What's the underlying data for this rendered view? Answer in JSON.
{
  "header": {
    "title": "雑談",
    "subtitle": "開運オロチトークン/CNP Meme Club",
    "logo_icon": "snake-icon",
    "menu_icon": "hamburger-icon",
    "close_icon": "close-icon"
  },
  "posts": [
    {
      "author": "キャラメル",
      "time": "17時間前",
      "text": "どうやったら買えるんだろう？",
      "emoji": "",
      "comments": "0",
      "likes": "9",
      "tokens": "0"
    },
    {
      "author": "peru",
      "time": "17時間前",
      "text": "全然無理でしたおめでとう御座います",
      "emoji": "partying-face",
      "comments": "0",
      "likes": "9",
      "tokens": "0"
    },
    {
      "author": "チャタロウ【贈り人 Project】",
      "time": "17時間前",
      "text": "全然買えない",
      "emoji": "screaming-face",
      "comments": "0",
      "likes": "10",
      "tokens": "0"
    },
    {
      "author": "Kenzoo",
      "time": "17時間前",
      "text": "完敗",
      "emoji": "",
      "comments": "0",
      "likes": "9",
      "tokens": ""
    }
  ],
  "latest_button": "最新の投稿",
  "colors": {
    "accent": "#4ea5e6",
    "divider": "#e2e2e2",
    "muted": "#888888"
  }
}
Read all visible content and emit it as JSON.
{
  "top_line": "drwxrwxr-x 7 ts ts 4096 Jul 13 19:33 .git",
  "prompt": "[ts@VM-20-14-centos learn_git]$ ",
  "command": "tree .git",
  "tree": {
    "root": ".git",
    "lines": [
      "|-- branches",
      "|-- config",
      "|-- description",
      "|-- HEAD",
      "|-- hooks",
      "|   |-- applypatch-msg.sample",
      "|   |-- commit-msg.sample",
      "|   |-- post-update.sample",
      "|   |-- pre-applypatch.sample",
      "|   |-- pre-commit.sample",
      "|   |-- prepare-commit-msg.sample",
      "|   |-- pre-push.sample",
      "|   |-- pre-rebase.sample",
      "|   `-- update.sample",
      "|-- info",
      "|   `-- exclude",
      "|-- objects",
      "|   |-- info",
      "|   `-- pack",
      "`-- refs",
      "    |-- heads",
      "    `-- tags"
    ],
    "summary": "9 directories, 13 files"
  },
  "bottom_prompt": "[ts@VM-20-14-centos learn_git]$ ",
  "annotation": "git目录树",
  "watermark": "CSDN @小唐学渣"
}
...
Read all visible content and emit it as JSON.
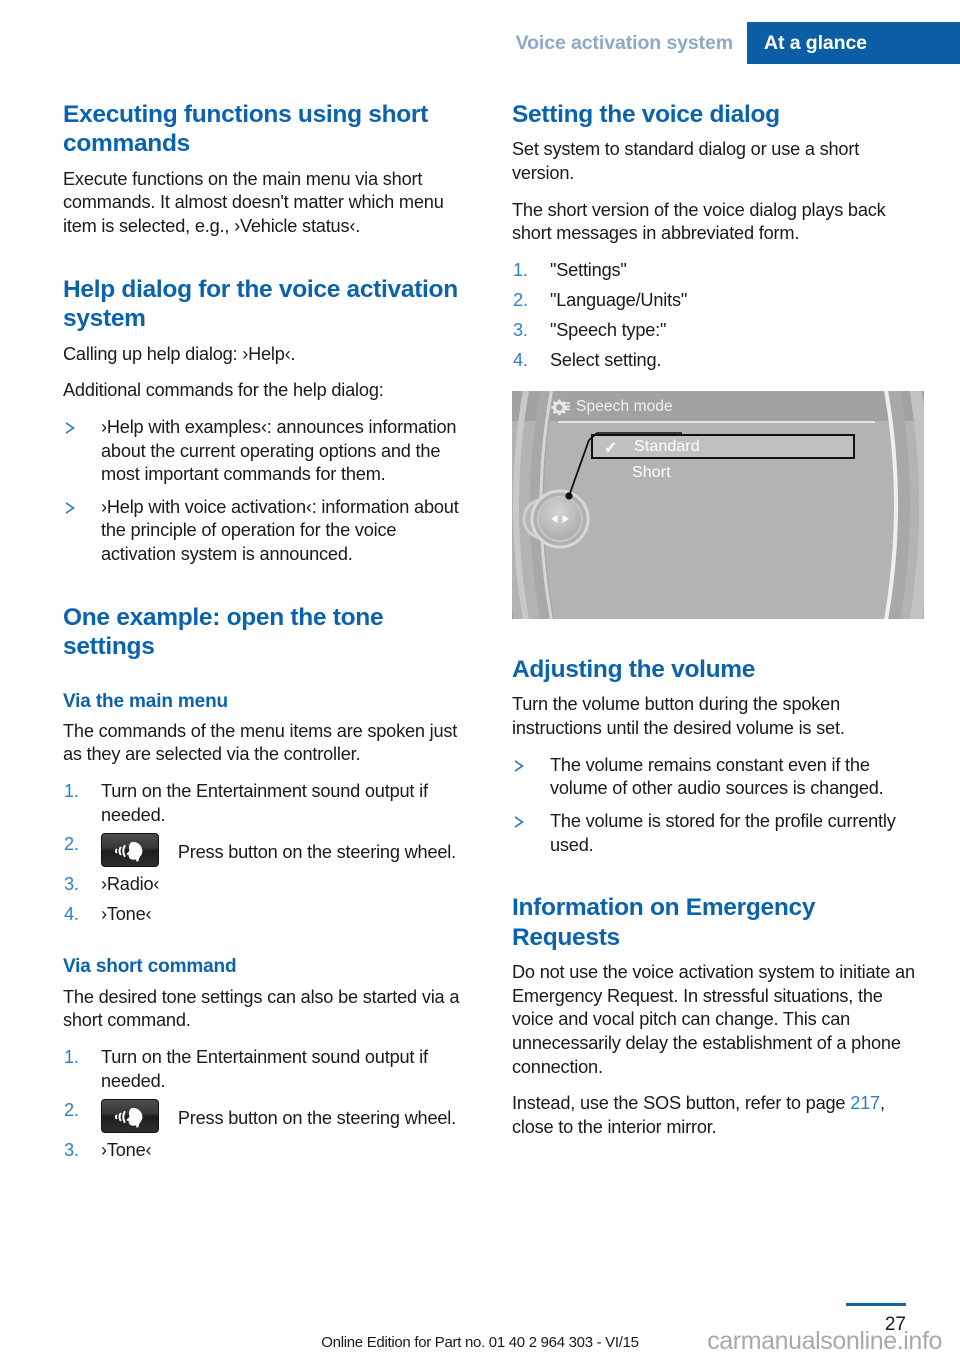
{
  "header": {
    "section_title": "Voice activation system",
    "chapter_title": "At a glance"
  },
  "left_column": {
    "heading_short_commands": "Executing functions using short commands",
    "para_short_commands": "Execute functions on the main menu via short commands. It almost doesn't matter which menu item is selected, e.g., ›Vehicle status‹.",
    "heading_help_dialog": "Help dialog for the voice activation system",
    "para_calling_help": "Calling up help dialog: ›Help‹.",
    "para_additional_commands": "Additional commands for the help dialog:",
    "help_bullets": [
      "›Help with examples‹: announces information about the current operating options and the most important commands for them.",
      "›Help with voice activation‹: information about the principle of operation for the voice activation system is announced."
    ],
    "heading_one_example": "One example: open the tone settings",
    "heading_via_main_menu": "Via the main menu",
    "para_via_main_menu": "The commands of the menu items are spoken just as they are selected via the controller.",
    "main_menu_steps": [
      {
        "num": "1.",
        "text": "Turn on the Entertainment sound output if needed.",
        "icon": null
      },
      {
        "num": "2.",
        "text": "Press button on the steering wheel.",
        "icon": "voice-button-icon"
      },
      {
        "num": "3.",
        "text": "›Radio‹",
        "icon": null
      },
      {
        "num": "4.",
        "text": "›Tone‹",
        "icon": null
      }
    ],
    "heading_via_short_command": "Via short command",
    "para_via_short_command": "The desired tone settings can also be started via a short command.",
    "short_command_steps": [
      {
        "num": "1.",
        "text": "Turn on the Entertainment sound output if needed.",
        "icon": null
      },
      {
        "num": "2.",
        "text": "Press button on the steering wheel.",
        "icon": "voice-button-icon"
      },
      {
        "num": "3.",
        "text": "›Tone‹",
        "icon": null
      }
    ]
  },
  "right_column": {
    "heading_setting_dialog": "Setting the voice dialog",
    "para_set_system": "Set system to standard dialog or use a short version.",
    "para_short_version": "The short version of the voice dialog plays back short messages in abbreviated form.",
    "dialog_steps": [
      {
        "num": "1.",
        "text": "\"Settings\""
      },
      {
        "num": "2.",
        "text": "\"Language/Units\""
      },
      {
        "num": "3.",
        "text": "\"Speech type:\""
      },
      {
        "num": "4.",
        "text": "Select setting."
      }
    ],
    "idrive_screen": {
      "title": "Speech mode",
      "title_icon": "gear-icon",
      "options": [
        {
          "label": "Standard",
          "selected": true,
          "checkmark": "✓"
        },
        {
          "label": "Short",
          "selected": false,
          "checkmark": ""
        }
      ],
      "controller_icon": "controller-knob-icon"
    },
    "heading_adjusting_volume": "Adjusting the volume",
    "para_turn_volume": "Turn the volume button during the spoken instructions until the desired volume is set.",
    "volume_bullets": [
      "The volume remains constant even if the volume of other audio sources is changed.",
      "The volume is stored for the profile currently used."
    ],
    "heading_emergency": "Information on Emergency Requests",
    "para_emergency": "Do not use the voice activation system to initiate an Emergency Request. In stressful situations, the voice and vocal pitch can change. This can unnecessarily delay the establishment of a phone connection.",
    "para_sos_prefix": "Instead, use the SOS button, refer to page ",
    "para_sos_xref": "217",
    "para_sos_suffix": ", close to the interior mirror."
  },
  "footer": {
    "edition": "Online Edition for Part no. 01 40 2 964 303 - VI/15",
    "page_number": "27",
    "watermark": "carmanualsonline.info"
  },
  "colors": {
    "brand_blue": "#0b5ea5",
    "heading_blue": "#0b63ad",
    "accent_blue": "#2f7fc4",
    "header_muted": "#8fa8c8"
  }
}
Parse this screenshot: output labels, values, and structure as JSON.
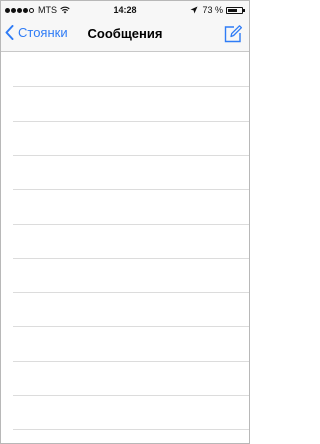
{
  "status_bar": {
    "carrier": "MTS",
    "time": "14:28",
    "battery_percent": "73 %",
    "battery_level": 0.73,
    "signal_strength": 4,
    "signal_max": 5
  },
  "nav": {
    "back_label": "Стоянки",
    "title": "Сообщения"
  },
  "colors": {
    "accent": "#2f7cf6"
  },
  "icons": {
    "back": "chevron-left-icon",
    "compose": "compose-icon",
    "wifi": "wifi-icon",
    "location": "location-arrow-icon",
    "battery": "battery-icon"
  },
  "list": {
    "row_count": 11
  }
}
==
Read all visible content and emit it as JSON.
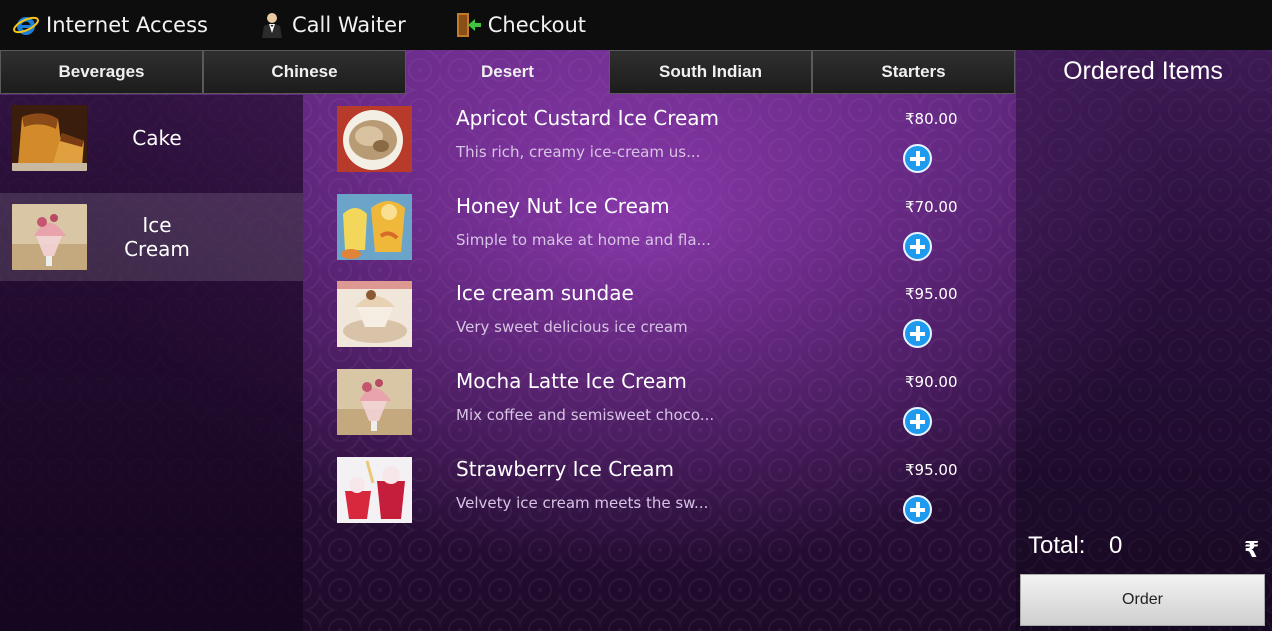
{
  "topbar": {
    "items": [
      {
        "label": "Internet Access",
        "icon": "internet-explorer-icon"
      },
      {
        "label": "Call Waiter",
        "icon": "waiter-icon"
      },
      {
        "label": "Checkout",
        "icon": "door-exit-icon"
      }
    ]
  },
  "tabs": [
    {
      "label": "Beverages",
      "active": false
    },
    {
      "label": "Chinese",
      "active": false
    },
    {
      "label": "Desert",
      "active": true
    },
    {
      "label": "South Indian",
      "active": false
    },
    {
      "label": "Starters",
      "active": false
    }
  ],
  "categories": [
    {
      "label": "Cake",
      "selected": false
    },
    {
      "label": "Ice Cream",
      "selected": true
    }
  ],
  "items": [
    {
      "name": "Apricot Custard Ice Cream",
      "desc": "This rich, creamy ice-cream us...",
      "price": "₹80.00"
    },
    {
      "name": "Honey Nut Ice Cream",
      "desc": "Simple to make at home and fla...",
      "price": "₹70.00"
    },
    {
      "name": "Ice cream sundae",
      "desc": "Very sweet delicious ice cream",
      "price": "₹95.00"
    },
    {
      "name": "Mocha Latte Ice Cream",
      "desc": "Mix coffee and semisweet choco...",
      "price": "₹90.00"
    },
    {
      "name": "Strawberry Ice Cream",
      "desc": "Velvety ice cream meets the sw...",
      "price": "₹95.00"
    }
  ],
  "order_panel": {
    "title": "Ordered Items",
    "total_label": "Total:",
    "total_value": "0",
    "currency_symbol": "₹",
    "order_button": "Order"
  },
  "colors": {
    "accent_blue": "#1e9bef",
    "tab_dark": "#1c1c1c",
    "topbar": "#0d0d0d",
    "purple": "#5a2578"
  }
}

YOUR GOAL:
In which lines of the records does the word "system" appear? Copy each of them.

SOLUTION FOR THIS EXERCISE:
    "section_title": "Voice activation system",
    "heading_help_dialog": "Help dialog for the voice activation system",
      "›Help with voice activation‹: information about the principle of operation for the voice activation system is announced."
    "para_set_system": "Set system to standard dialog or use a short version.",
    "para_emergency": "Do not use the voice activation system to initiate an Emergency Request. In stressful situations, the voice and vocal pitch can change. This can unnecessarily delay the establishment of a phone connection.",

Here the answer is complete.